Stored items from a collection
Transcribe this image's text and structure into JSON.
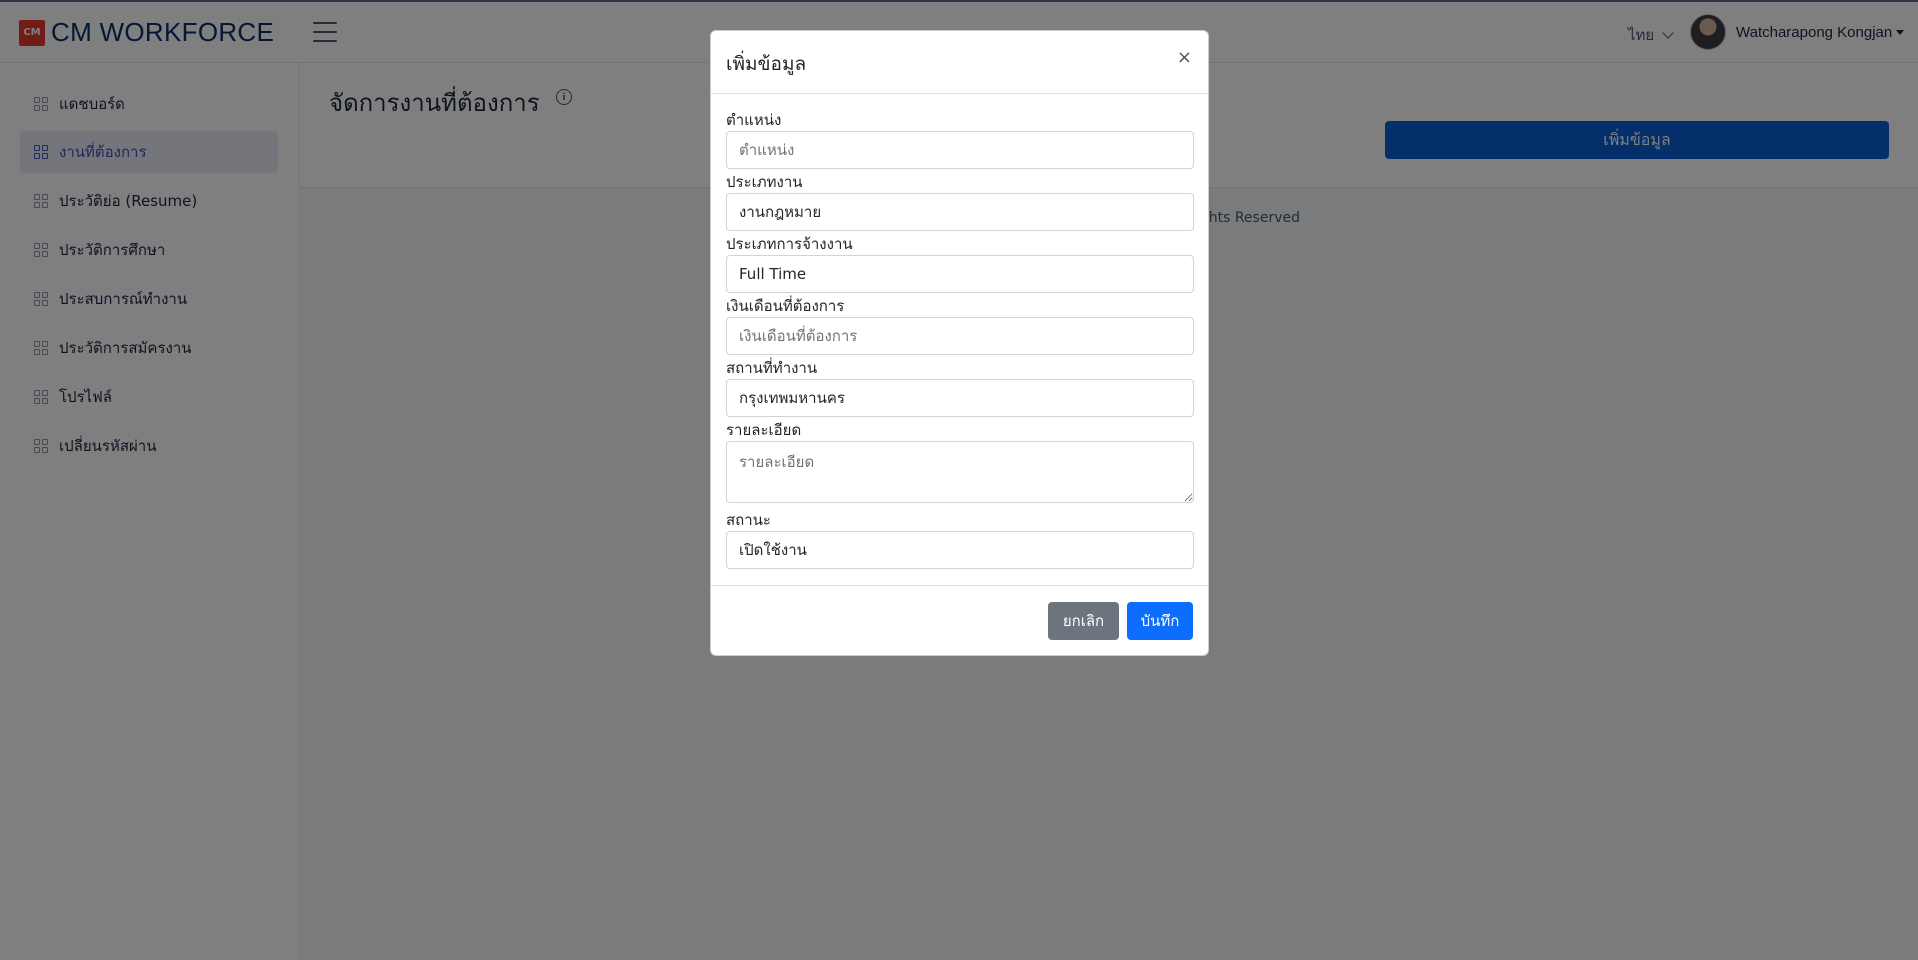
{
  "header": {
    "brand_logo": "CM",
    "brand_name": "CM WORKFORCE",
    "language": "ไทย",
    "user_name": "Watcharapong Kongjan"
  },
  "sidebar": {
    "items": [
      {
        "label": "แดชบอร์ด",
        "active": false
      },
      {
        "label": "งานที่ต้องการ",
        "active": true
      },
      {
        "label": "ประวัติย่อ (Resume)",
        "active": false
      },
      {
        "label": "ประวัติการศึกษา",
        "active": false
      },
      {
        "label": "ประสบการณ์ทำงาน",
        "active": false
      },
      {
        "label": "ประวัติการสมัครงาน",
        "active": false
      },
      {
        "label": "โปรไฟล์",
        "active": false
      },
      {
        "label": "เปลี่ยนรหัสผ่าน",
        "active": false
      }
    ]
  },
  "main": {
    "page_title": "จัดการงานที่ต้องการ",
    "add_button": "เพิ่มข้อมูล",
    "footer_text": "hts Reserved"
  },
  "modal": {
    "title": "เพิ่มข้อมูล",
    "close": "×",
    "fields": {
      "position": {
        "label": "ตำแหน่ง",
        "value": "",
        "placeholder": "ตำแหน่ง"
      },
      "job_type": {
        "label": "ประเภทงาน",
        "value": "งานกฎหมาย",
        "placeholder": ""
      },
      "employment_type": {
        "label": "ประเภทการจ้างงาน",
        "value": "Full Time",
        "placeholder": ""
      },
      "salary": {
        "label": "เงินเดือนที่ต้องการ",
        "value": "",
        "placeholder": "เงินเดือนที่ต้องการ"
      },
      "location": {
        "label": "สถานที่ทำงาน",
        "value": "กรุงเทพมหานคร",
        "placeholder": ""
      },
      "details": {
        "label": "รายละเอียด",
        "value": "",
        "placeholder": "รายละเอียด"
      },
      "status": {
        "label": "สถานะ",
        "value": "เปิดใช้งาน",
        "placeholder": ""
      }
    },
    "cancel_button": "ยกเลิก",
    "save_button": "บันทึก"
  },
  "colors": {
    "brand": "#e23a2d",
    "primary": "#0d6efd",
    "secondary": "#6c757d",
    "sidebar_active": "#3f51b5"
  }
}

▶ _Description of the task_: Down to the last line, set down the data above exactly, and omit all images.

▶ _Output of the exercise_:
Transcribe this image's text and structure into JSON.
{
  "header": {
    "brand_logo": "CM",
    "brand_name": "CM WORKFORCE",
    "language": "ไทย",
    "user_name": "Watcharapong Kongjan"
  },
  "sidebar": {
    "items": [
      {
        "label": "แดชบอร์ด",
        "active": false
      },
      {
        "label": "งานที่ต้องการ",
        "active": true
      },
      {
        "label": "ประวัติย่อ (Resume)",
        "active": false
      },
      {
        "label": "ประวัติการศึกษา",
        "active": false
      },
      {
        "label": "ประสบการณ์ทำงาน",
        "active": false
      },
      {
        "label": "ประวัติการสมัครงาน",
        "active": false
      },
      {
        "label": "โปรไฟล์",
        "active": false
      },
      {
        "label": "เปลี่ยนรหัสผ่าน",
        "active": false
      }
    ]
  },
  "main": {
    "page_title": "จัดการงานที่ต้องการ",
    "add_button": "เพิ่มข้อมูล",
    "footer_text": "hts Reserved"
  },
  "modal": {
    "title": "เพิ่มข้อมูล",
    "close": "×",
    "fields": {
      "position": {
        "label": "ตำแหน่ง",
        "value": "",
        "placeholder": "ตำแหน่ง"
      },
      "job_type": {
        "label": "ประเภทงาน",
        "value": "งานกฎหมาย",
        "placeholder": ""
      },
      "employment_type": {
        "label": "ประเภทการจ้างงาน",
        "value": "Full Time",
        "placeholder": ""
      },
      "salary": {
        "label": "เงินเดือนที่ต้องการ",
        "value": "",
        "placeholder": "เงินเดือนที่ต้องการ"
      },
      "location": {
        "label": "สถานที่ทำงาน",
        "value": "กรุงเทพมหานคร",
        "placeholder": ""
      },
      "details": {
        "label": "รายละเอียด",
        "value": "",
        "placeholder": "รายละเอียด"
      },
      "status": {
        "label": "สถานะ",
        "value": "เปิดใช้งาน",
        "placeholder": ""
      }
    },
    "cancel_button": "ยกเลิก",
    "save_button": "บันทึก"
  },
  "colors": {
    "brand": "#e23a2d",
    "primary": "#0d6efd",
    "secondary": "#6c757d",
    "sidebar_active": "#3f51b5"
  }
}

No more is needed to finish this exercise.